The data –
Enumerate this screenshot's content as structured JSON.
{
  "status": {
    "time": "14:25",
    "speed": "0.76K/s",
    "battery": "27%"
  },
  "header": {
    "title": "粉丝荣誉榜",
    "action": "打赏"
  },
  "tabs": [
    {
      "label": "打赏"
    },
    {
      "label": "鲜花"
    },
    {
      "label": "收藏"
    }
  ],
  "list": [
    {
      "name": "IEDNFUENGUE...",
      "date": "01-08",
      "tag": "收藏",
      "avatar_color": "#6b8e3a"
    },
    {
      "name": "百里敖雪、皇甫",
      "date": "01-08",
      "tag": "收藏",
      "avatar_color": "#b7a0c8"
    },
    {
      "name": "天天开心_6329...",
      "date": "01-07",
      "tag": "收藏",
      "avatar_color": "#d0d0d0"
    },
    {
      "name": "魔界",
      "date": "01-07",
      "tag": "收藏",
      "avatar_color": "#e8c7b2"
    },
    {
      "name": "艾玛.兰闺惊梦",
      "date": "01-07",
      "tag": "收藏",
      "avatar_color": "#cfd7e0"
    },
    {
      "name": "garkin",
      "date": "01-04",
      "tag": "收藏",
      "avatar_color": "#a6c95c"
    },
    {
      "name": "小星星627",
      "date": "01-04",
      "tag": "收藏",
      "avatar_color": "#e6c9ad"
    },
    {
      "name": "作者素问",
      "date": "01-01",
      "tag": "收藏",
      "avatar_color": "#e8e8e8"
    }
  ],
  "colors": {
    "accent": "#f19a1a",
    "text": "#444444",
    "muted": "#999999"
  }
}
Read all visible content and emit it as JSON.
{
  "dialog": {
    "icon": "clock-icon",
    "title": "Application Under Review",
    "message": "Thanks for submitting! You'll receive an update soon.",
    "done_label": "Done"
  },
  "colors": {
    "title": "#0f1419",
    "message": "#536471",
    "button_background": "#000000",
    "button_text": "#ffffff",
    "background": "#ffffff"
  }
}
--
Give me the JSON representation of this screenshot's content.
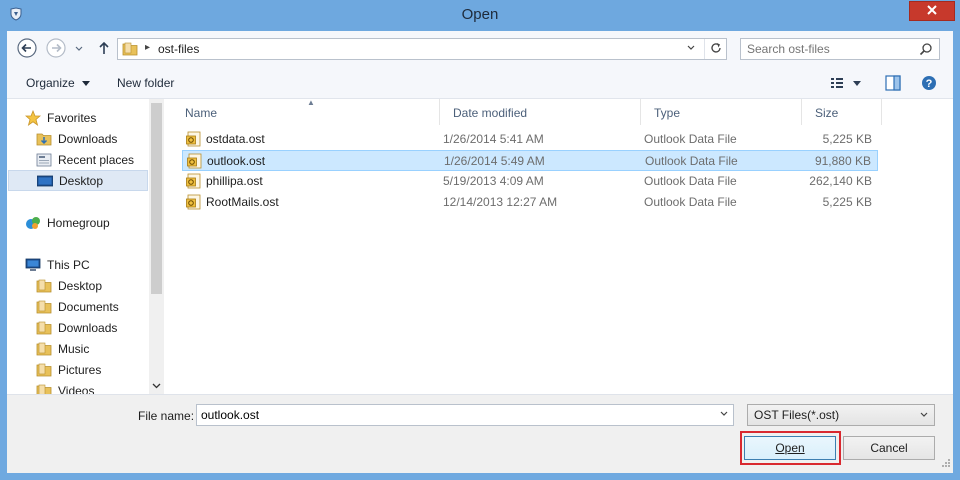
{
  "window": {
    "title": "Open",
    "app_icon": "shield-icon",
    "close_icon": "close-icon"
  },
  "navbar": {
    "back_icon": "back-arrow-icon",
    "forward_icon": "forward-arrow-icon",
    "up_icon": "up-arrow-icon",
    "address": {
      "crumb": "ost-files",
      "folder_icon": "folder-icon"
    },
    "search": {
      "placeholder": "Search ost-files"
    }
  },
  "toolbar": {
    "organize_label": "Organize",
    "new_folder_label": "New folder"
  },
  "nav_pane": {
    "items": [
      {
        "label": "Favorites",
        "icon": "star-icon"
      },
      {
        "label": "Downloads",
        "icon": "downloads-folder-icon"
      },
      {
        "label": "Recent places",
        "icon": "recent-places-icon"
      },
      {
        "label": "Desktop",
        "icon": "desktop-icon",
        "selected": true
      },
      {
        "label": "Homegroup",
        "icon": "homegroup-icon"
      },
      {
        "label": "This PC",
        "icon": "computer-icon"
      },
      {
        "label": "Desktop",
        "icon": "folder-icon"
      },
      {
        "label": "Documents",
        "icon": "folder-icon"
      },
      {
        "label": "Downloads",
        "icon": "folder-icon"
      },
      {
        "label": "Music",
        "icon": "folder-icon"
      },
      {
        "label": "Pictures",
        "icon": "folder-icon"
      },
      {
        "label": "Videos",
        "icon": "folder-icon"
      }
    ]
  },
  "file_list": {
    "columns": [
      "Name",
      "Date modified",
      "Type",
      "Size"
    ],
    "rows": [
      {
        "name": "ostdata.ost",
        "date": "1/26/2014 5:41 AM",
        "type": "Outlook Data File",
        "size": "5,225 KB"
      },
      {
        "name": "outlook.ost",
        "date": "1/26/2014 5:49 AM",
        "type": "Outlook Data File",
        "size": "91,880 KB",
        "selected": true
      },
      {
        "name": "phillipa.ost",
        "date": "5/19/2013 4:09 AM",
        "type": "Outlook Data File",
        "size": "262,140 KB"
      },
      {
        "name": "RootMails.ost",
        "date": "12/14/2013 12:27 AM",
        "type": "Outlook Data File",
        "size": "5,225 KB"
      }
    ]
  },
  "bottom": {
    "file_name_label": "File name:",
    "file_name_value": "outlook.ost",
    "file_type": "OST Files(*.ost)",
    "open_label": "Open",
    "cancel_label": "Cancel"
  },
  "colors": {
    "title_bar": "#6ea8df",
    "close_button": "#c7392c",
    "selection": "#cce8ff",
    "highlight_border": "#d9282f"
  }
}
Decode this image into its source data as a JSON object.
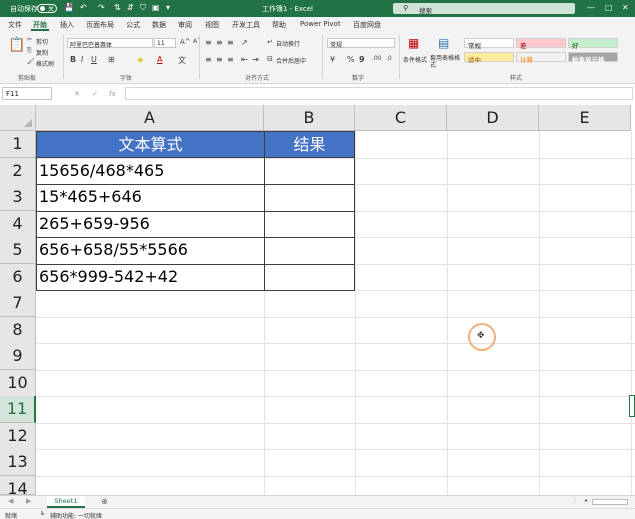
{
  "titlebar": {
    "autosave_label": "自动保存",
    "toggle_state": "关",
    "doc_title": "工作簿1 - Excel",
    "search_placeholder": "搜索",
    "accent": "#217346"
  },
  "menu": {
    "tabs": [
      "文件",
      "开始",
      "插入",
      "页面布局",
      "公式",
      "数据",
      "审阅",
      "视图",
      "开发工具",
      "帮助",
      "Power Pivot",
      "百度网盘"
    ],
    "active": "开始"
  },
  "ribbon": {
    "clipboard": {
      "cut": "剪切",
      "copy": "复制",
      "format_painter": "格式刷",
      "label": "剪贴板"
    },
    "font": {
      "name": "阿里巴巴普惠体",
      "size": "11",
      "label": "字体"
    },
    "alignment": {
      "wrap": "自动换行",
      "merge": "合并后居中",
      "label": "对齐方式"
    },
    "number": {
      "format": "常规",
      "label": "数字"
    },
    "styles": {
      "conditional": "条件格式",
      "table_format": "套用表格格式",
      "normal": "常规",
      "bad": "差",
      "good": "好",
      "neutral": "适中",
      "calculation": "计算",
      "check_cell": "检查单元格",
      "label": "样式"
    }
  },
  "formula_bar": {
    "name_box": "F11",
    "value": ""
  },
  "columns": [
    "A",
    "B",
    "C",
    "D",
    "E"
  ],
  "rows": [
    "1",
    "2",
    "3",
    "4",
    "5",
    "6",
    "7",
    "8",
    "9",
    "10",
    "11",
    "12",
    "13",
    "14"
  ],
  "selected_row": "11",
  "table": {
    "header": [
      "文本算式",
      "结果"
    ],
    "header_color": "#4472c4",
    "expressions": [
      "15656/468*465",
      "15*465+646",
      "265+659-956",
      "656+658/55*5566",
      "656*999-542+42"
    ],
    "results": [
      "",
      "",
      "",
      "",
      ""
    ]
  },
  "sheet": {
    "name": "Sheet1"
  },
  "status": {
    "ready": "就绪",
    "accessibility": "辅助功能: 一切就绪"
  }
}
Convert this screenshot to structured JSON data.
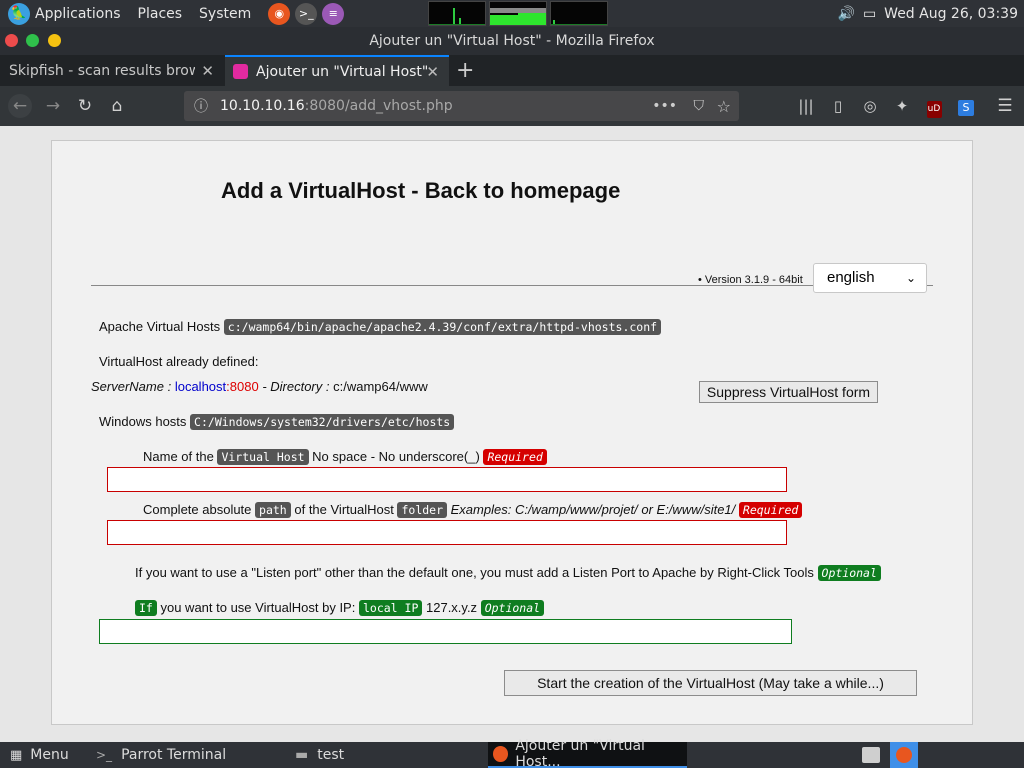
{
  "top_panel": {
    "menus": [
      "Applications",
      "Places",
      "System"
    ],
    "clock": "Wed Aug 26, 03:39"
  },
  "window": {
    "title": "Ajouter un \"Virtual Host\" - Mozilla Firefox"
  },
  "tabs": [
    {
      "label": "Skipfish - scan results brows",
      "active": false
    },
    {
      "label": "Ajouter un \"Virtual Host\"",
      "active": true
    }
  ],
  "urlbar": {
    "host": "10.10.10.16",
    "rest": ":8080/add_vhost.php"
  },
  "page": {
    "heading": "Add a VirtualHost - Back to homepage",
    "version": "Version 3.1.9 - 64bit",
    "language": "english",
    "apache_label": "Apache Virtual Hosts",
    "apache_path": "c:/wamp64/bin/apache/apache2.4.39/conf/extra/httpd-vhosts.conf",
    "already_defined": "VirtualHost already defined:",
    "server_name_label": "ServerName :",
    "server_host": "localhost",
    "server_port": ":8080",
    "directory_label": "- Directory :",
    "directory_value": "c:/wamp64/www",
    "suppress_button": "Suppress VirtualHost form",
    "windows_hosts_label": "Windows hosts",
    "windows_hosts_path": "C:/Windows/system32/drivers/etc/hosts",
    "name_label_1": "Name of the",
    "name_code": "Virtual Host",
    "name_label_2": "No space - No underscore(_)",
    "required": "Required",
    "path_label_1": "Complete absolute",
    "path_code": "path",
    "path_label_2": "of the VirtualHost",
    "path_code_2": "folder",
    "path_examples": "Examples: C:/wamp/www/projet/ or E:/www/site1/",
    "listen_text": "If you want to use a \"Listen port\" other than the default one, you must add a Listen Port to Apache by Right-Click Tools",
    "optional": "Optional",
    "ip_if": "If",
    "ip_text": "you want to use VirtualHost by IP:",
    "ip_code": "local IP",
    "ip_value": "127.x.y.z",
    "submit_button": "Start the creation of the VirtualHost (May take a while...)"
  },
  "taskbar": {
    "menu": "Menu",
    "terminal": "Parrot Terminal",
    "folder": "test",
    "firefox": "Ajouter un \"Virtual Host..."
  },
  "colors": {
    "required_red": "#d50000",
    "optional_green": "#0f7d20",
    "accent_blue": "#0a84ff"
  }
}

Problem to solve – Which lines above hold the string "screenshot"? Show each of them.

Solution for this task –
Enumerate this screenshot's content as structured JSON.
Give me the JSON representation of this screenshot's content.
Convert this screenshot to structured JSON data.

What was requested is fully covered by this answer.